By: Ferdinand Peper, National Institute of Information and Communications Technology, Japan.
"Asynchronous Architectures for Nanometer Scales"
The ongoing developments in nanotechnology promise extremely powerful computers, but they may require new designs. Heat dissipation will become a major issue at the high integration densities allowed by nanotechnology, and it is therefore unsurprising that techniques to reduce it, like asynchronous timing, have attracted growing interest in recent years. At the same time, some researchers have come to realize that the types of signal and circuit realizable by nanotechnology may be very different from those in solid-state electronics. Signals, for example, may be encoded by particles, giving them a token-like nature. Primitive operators in circuits will have to be designed with this in mind, and asynchronous circuits are no exception to this.
Ease of manufacturing is another important issue for nanocomputer designs. A regular structure tends to facilitate bottom-up manufacturing techniques like directed molecular self-assembly. Cellular automata are obvious candidates in this context. Though asynchronous cellular automata have been investigated for years, the methods to compute on them have been limited to simulating synchronous cellular automata on them. As this requires that all cells are busy most of the time with ensuring that they run approximately in lock-step with each other, this method is unlikely to reduce power consumption of the cells in physical implementations, defeating the use of asynchronous timing in the first place. This presentation shows an alternative, in which only cells in the neighbourhood of signals are active while the others are quiescent. This method is based on the embedding of delay-insensitive circuits on asynchronous cellular automata
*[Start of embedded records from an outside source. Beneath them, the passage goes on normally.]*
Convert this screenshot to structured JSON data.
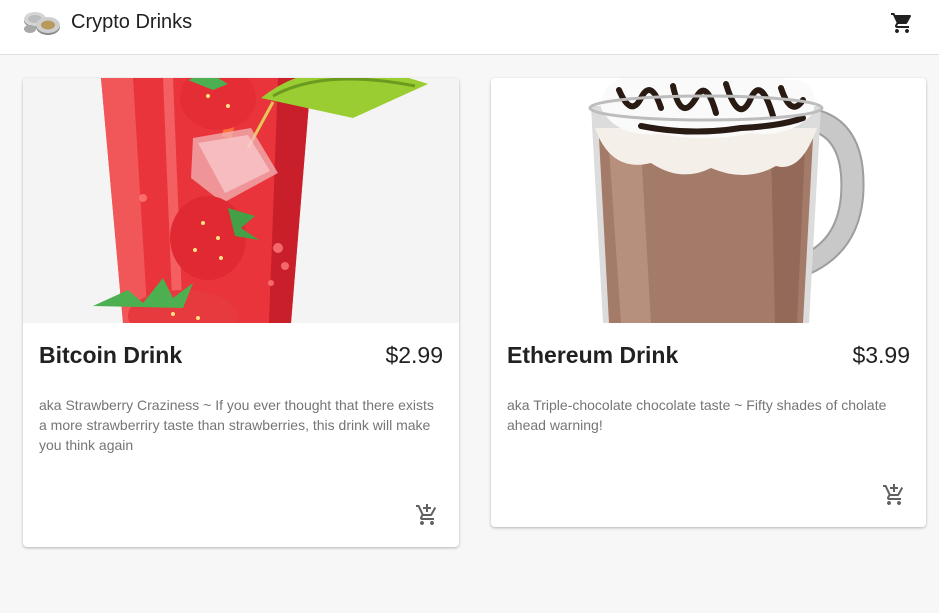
{
  "appbar": {
    "title": "Crypto Drinks",
    "logo_icon": "coins-icon",
    "cart_icon": "shopping-cart-icon"
  },
  "products": [
    {
      "name": "Bitcoin Drink",
      "price": "$2.99",
      "description": "aka Strawberry Craziness ~ If you ever thought that there exists a more strawberriry taste than strawberries, this drink will make you think again",
      "image": "strawberry-drink-image",
      "add_icon": "add-shopping-cart-icon"
    },
    {
      "name": "Ethereum Drink",
      "price": "$3.99",
      "description": "aka Triple-chocolate chocolate taste ~ Fifty shades of cholate ahead warning!",
      "image": "hot-chocolate-image",
      "add_icon": "add-shopping-cart-icon"
    }
  ],
  "colors": {
    "background": "#f7f7f7",
    "surface": "#ffffff",
    "text_primary": "#212121",
    "text_secondary": "#757575",
    "icon": "#616161"
  }
}
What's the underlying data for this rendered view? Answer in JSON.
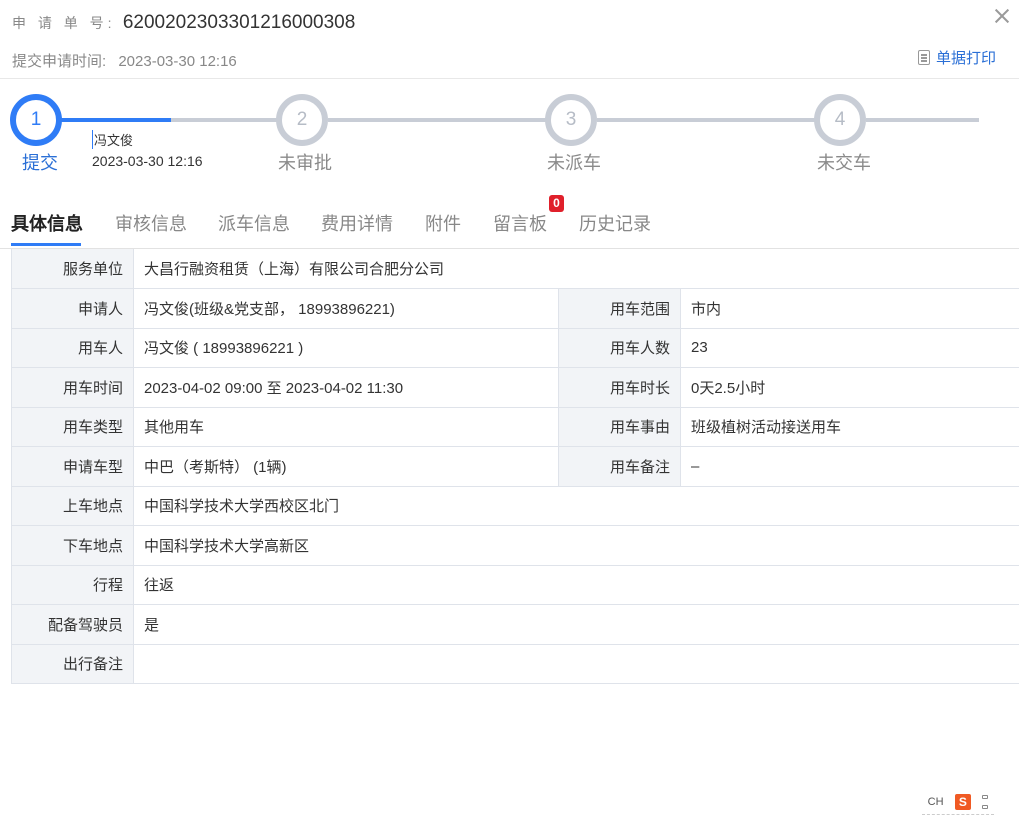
{
  "header": {
    "order_label": "申 请 单 号:",
    "order_number": "6200202303301216000308",
    "submit_time_label": "提交申请时间:",
    "submit_time": "2023-03-30 12:16",
    "print_label": "单据打印"
  },
  "steps": [
    {
      "number": "1",
      "label": "提交",
      "person": "冯文俊",
      "time": "2023-03-30 12:16"
    },
    {
      "number": "2",
      "label": "未审批"
    },
    {
      "number": "3",
      "label": "未派车"
    },
    {
      "number": "4",
      "label": "未交车"
    }
  ],
  "tabs": [
    {
      "label": "具体信息"
    },
    {
      "label": "审核信息"
    },
    {
      "label": "派车信息"
    },
    {
      "label": "费用详情"
    },
    {
      "label": "附件"
    },
    {
      "label": "留言板",
      "badge": "0"
    },
    {
      "label": "历史记录"
    }
  ],
  "info": {
    "service_unit": {
      "label": "服务单位",
      "value": "大昌行融资租赁（上海）有限公司合肥分公司"
    },
    "applicant": {
      "label": "申请人",
      "value": "冯文俊(班级&党支部， 18993896221)"
    },
    "scope": {
      "label": "用车范围",
      "value": "市内"
    },
    "user": {
      "label": "用车人",
      "value": "冯文俊 ( 18993896221 )"
    },
    "passengers": {
      "label": "用车人数",
      "value": "23"
    },
    "time": {
      "label": "用车时间",
      "value": "2023-04-02 09:00 至 2023-04-02 11:30"
    },
    "duration": {
      "label": "用车时长",
      "value": "0天2.5小时"
    },
    "type": {
      "label": "用车类型",
      "value": "其他用车"
    },
    "reason": {
      "label": "用车事由",
      "value": "班级植树活动接送用车"
    },
    "model": {
      "label": "申请车型",
      "value": "中巴（考斯特） (1辆)"
    },
    "remark": {
      "label": "用车备注",
      "value": "–"
    },
    "pickup": {
      "label": "上车地点",
      "value": "中国科学技术大学西校区北门"
    },
    "dropoff": {
      "label": "下车地点",
      "value": "中国科学技术大学高新区"
    },
    "trip": {
      "label": "行程",
      "value": "往返"
    },
    "driver": {
      "label": "配备驾驶员",
      "value": "是"
    },
    "travel_note": {
      "label": "出行备注",
      "value": ""
    }
  },
  "ime": {
    "lang": "CH",
    "logo": "S"
  },
  "colors": {
    "accent": "#2f7cf6",
    "badge": "#e0202b",
    "inactive_step": "#c8cdd6"
  }
}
Senior Research Scientist
National Institute of Information and Communications Technology
Kansai Advanced Research Center
588-2 Iwaoka, Nishi-ku Kobe
Tous droits réservés.